[Data about app and page elements]
-.-.-

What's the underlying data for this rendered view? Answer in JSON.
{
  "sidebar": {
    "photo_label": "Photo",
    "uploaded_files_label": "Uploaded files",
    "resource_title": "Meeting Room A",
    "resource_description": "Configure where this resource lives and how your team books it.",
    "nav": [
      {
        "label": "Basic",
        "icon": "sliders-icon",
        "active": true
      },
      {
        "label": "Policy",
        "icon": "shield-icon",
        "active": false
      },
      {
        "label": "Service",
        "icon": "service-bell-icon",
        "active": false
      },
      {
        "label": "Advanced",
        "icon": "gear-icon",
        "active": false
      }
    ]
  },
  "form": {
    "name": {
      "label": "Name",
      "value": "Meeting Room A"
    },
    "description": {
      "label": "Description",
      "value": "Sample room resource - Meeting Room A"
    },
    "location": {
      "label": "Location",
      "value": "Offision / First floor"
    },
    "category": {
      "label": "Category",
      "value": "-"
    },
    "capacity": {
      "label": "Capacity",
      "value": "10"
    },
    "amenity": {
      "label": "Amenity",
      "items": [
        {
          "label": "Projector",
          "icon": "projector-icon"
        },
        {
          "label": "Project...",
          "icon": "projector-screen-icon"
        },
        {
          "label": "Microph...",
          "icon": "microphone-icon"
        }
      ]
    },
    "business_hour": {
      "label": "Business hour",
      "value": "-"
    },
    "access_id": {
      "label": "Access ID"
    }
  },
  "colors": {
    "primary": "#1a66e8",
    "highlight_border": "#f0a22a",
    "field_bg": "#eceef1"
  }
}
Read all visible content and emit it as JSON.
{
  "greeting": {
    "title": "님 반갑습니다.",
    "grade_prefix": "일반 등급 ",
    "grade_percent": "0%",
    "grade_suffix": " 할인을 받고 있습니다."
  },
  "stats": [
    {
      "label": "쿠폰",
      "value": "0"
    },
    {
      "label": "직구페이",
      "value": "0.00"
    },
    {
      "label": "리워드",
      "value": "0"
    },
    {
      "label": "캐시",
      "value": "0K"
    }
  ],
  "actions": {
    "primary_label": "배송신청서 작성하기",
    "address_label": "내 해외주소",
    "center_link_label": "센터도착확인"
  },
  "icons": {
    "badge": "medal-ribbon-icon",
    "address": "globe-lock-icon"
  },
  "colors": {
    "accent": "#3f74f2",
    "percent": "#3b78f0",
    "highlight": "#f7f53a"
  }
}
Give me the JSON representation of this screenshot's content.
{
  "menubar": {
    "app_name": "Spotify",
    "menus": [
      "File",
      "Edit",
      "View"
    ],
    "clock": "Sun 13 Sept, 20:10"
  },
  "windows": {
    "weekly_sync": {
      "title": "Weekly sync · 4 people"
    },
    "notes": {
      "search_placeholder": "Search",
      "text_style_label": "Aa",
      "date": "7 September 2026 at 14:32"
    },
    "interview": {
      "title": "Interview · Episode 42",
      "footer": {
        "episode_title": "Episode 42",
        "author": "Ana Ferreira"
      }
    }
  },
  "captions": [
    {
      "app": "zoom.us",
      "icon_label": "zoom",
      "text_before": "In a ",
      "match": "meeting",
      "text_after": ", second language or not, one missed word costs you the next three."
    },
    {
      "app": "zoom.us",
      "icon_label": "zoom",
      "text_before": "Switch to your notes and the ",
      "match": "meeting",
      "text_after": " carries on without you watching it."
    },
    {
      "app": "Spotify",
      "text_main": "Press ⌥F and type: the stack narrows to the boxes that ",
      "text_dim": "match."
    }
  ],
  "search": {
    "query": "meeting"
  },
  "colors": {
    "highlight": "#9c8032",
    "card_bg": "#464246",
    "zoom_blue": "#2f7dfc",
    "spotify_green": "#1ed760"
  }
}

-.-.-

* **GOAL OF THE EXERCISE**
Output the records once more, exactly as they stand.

* **RESPONSE AREA**
What's the underlying data for this rendered view? Answer in JSON.
{
  "sidebar": {
    "photo_label": "Photo",
    "uploaded_files_label": "Uploaded files",
    "resource_title": "Meeting Room A",
    "resource_description": "Configure where this resource lives and how your team books it.",
    "nav": [
      {
        "label": "Basic",
        "icon": "sliders-icon",
        "active": true
      },
      {
        "label": "Policy",
        "icon": "shield-icon",
        "active": false
      },
      {
        "label": "Service",
        "icon": "service-bell-icon",
        "active": false
      },
      {
        "label": "Advanced",
        "icon": "gear-icon",
        "active": false
      }
    ]
  },
  "form": {
    "name": {
      "label": "Name",
      "value": "Meeting Room A"
    },
    "description": {
      "label": "Description",
      "value": "Sample room resource - Meeting Room A"
    },
    "location": {
      "label": "Location",
      "value": "Offision / First floor"
    },
    "category": {
      "label": "Category",
      "value": "-"
    },
    "capacity": {
      "label": "Capacity",
      "value": "10"
    },
    "amenity": {
      "label": "Amenity",
      "items": [
        {
          "label": "Projector",
          "icon": "projector-icon"
        },
        {
          "label": "Project...",
          "icon": "projector-screen-icon"
        },
        {
          "label": "Microph...",
          "icon": "microphone-icon"
        }
      ]
    },
    "business_hour": {
      "label": "Business hour",
      "value": "-"
    },
    "access_id": {
      "label": "Access ID"
    }
  },
  "colors": {
    "primary": "#1a66e8",
    "highlight_border": "#f0a22a",
    "field_bg": "#eceef1"
  }
}
Read all visible content and emit it as JSON.
{
  "greeting": {
    "title": "님 반갑습니다.",
    "grade_prefix": "일반 등급 ",
    "grade_percent": "0%",
    "grade_suffix": " 할인을 받고 있습니다."
  },
  "stats": [
    {
      "label": "쿠폰",
      "value": "0"
    },
    {
      "label": "직구페이",
      "value": "0.00"
    },
    {
      "label": "리워드",
      "value": "0"
    },
    {
      "label": "캐시",
      "value": "0K"
    }
  ],
  "actions": {
    "primary_label": "배송신청서 작성하기",
    "address_label": "내 해외주소",
    "center_link_label": "센터도착확인"
  },
  "icons": {
    "badge": "medal-ribbon-icon",
    "address": "globe-lock-icon"
  },
  "colors": {
    "accent": "#3f74f2",
    "percent": "#3b78f0",
    "highlight": "#f7f53a"
  }
}
Give me the JSON representation of this screenshot's content.
{
  "menubar": {
    "app_name": "Spotify",
    "menus": [
      "File",
      "Edit",
      "View"
    ],
    "clock": "Sun 13 Sept, 20:10"
  },
  "windows": {
    "weekly_sync": {
      "title": "Weekly sync · 4 people"
    },
    "notes": {
      "search_placeholder": "Search",
      "text_style_label": "Aa",
      "date": "7 September 2026 at 14:32"
    },
    "interview": {
      "title": "Interview · Episode 42",
      "footer": {
        "episode_title": "Episode 42",
        "author": "Ana Ferreira"
      }
    }
  },
  "captions": [
    {
      "app": "zoom.us",
      "icon_label": "zoom",
      "text_before": "In a ",
      "match": "meeting",
      "text_after": ", second language or not, one missed word costs you the next three."
    },
    {
      "app": "zoom.us",
      "icon_label": "zoom",
      "text_before": "Switch to your notes and the ",
      "match": "meeting",
      "text_after": " carries on without you watching it."
    },
    {
      "app": "Spotify",
      "text_main": "Press ⌥F and type: the stack narrows to the boxes that ",
      "text_dim": "match."
    }
  ],
  "search": {
    "query": "meeting"
  },
  "colors": {
    "highlight": "#9c8032",
    "card_bg": "#464246",
    "zoom_blue": "#2f7dfc",
    "spotify_green": "#1ed760"
  }
}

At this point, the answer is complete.